A herniated disc, commonly referred to as a “slipped” or “ruptured” disc, is one of the most common conditions for which a patient will consult a spine specialist.
A herniated disc may occur anywhere in the cervical (neck area), lumbar (lower back area), or thoracic (chest area) regions of the spine. When a disc becomes herniated, a portion of the disc moves into the spinal canal, causing pressure on the spinal cord or the spinal nerves.
The disc (intervertebral disc) acts as a compression cushion between the bones (vertebrae) along the spinal column. The disc is an extremely important structure, which allows for spinal motion while helping to protect the spinal cord, as well as the nerves in the spinal canal.
A herniated disc is a common injury that can affect any part of the spine. A herniated disc can cause pain, numbness or weakness in the arms or legs.
The symptoms of a herniated disc depend upon where in the body the herniated disc occurs, and if there is significant enough pressure on the nerve.
Symptoms can be relatively mild to quite painful, drastically limiting mobility and leaving the patient incapacitated, depending upon the type of disc herniation, as well as its positioning.
Causes: A herniated disc can occur to individuals of all ages. Certain risk factors that may increase the likelihood of a herniated disc are:
- A hard slip-and-fall.
- Lifting heavy weight (especially with improper form).
- Constant twisting motion in the back, particularly jerky and uncontrolled movements.
- Result of any type of accident, vehicular or otherwise.
Common symptoms of a lumbar disc herniation are:
- Muscle Spasms in the lower back
- Moderate to Severe pain in the lower back, buttocks, and hamstrings.
- Lumbar Radiculopathy or Sciatica. The symptoms from a nerve being compressed (or ‘pinched’) as a result of a herniated disc. These symptoms can include:

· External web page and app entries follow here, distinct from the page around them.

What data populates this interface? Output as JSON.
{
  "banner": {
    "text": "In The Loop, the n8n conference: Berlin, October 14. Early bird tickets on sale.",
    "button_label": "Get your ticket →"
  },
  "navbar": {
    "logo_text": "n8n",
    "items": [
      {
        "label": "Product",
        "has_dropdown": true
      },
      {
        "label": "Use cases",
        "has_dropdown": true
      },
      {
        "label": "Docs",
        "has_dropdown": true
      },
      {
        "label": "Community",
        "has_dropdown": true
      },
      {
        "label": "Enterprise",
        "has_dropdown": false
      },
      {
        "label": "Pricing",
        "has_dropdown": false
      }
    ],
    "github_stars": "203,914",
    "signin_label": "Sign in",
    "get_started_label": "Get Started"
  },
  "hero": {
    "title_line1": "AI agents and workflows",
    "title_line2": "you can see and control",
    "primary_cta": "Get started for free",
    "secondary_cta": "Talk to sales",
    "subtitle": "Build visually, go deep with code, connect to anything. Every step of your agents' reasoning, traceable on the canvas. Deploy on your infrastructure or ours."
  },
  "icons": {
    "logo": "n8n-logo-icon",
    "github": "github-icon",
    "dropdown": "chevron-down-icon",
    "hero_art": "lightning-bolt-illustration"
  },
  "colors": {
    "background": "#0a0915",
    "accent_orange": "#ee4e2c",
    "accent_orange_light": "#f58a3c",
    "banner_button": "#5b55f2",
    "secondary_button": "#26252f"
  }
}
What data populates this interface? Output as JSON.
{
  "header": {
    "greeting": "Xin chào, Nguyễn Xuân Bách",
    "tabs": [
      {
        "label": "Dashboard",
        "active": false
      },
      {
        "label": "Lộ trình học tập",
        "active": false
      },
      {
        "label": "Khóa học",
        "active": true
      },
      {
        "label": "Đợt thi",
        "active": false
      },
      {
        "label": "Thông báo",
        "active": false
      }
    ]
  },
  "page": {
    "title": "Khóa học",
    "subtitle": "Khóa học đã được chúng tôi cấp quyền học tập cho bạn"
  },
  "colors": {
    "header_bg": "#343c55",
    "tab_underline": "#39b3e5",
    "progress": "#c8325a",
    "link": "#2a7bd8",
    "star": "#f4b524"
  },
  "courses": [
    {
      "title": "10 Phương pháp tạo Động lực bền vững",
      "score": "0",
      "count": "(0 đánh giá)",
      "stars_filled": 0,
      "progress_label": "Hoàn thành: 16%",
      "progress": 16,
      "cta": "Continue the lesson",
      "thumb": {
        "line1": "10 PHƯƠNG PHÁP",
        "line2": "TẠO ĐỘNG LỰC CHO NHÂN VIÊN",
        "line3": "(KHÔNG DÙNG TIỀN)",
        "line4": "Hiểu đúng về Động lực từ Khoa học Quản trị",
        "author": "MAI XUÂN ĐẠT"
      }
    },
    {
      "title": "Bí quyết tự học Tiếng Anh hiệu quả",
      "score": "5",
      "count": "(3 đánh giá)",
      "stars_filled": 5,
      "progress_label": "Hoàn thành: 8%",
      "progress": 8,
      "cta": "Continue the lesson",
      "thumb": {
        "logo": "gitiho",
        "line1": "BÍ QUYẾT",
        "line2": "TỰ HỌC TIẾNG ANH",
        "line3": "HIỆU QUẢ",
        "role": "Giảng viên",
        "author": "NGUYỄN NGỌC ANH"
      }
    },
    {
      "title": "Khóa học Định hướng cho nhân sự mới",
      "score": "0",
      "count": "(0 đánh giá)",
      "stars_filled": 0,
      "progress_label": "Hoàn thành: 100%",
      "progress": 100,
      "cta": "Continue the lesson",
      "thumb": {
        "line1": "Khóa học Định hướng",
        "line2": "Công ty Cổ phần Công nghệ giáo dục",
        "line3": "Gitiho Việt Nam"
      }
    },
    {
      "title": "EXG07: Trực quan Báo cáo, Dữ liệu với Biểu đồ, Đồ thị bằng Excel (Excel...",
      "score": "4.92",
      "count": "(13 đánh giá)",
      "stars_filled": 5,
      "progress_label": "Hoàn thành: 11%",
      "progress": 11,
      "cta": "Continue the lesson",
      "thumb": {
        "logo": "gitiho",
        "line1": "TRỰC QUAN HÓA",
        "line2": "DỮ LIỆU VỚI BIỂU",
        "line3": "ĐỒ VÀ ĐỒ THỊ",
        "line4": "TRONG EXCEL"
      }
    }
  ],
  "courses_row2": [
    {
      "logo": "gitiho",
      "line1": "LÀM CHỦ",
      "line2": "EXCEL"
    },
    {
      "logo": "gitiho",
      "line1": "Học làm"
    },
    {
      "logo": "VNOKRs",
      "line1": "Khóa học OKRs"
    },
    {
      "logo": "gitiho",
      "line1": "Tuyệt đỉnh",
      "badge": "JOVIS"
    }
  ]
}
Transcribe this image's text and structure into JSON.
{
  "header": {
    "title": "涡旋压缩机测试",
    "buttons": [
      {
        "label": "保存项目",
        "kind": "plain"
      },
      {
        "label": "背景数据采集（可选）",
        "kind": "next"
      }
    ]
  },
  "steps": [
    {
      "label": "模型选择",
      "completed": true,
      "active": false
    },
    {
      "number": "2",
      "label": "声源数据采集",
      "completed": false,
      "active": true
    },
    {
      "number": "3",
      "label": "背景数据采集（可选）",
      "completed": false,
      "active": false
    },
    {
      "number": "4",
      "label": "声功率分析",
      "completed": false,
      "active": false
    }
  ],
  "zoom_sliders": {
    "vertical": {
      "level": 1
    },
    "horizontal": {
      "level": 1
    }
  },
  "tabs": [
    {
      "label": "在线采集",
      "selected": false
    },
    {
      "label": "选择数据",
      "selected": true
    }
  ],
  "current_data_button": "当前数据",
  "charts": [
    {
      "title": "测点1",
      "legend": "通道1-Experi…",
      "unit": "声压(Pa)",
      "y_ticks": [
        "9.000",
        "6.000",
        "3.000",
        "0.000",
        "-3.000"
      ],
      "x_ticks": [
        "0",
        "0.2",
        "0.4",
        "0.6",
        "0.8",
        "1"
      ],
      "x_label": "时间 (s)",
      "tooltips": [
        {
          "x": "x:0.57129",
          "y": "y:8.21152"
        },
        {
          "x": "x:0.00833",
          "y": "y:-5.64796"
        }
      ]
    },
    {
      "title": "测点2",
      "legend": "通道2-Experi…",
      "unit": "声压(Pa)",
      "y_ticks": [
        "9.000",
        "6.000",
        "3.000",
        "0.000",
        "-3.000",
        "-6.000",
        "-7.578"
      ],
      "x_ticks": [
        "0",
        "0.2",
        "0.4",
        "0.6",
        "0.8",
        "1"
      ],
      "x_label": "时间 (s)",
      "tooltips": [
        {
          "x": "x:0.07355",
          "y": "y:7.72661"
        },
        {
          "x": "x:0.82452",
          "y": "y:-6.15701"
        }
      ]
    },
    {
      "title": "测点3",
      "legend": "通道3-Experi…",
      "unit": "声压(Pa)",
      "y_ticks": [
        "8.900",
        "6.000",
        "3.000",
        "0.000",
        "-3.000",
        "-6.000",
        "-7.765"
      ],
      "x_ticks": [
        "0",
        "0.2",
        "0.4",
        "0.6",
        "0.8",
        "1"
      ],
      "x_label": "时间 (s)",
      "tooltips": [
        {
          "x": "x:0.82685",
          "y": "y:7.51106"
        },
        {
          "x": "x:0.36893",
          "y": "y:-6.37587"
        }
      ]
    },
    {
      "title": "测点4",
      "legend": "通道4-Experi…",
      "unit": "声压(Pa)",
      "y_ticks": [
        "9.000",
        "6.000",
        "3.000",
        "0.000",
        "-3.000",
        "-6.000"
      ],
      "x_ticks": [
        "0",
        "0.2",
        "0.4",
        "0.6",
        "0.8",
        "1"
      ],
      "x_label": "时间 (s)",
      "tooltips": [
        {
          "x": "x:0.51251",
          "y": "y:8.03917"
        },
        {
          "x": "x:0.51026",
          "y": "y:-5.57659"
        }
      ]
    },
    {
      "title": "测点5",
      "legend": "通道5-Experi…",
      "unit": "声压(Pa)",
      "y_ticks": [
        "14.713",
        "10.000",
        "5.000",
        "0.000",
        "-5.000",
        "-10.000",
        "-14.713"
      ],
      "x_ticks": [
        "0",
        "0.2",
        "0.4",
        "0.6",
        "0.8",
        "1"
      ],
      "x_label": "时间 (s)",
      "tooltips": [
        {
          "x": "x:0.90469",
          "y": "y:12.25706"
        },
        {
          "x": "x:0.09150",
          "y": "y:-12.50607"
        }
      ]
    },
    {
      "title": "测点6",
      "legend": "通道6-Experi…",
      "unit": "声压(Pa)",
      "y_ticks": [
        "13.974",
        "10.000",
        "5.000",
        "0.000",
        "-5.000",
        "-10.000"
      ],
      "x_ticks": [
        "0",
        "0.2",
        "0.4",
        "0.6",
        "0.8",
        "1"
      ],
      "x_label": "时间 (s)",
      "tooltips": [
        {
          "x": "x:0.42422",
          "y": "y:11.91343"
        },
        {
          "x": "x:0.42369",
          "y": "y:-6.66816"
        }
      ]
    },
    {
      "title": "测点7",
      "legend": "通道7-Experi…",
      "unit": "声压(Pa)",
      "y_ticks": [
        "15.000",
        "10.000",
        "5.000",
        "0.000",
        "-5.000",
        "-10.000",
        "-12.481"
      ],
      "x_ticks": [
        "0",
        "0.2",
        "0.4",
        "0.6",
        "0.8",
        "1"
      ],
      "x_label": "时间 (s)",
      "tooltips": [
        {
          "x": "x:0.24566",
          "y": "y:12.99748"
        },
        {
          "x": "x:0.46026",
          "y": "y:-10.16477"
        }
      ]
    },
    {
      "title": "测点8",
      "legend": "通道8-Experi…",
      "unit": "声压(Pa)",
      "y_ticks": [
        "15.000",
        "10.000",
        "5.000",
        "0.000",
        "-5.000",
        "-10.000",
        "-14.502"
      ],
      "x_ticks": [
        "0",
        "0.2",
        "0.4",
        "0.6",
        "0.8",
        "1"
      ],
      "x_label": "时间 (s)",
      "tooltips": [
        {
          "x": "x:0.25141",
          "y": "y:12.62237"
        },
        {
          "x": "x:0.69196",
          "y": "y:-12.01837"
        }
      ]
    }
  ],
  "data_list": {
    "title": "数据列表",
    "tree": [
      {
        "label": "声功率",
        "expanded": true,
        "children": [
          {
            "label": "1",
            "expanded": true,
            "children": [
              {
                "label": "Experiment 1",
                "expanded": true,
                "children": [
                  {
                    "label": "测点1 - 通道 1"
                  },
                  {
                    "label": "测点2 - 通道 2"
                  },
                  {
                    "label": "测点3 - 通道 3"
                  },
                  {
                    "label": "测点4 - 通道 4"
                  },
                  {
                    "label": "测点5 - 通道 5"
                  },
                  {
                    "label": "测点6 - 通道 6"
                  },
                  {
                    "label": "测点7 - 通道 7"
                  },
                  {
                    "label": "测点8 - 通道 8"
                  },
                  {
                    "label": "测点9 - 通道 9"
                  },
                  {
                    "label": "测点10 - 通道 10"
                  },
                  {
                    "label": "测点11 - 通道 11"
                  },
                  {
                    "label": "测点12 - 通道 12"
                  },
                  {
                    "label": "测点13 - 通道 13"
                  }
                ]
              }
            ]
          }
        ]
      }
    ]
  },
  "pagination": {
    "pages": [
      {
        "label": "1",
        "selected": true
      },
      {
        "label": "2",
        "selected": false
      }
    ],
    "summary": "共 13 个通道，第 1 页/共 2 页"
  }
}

- Burning feeling
- Numbness or tingling from the lower back to the buttocks, thighs, legs and feet
- Weakness may result in the muscles of the legs or ankles, especially if there is severe pressure on the nerve(s)
A cervical disc herniation occurs when the disc becomes herniated in the upper spine area, nearest to the neck.
Common symptoms of a cervical disc herniation are:
- Muscle Spasm in the neck and shoulders
- Moderate to Severe pain in the neck and around the shoulder blade or scapula
- Cervical Radiculopathy. The symptoms from a nerve being compressed (or ‘pinched’) as a result of a herniated disc. These symptoms can include:
- Burning feeling
- Numbness or tingling from the neck to the shoulders, arms, forearms, and hands
- Weakness may result in the muscles of the arms and hands, especially if there is severe pressure on the nerve(s)
The majority of disc herniations will improve without surgery. Common non-surgical treatment options include:
- Anti-inflammatory medications
- Epidural Injections
If pain becomes severe enough, or there is persistent or worsening muscle weakness, or your overall condition deteriorates quickly, surgery may be necessary. The surgeons at Comprehensive Spine Care work together to develop a comprehensive treatment plan based specifically on your symptoms, the results of your physical exam, and the MRI results.
For a lumbar disc herniation, surgery is typically a Lumbar Microdiscectomy, a minimally-invasive outpatient procedure to remove the disc fragment compressing your nerve.
For a cervical disc herniation, the most common surgical options are Posterior Cervical Discectomy/Foraminotomy, Anterior Cervical Discectomy, and Fusion, or an Artificial Disc Replacement. If you might be feeling any of these related symptoms contact us today and get your back diagnosed.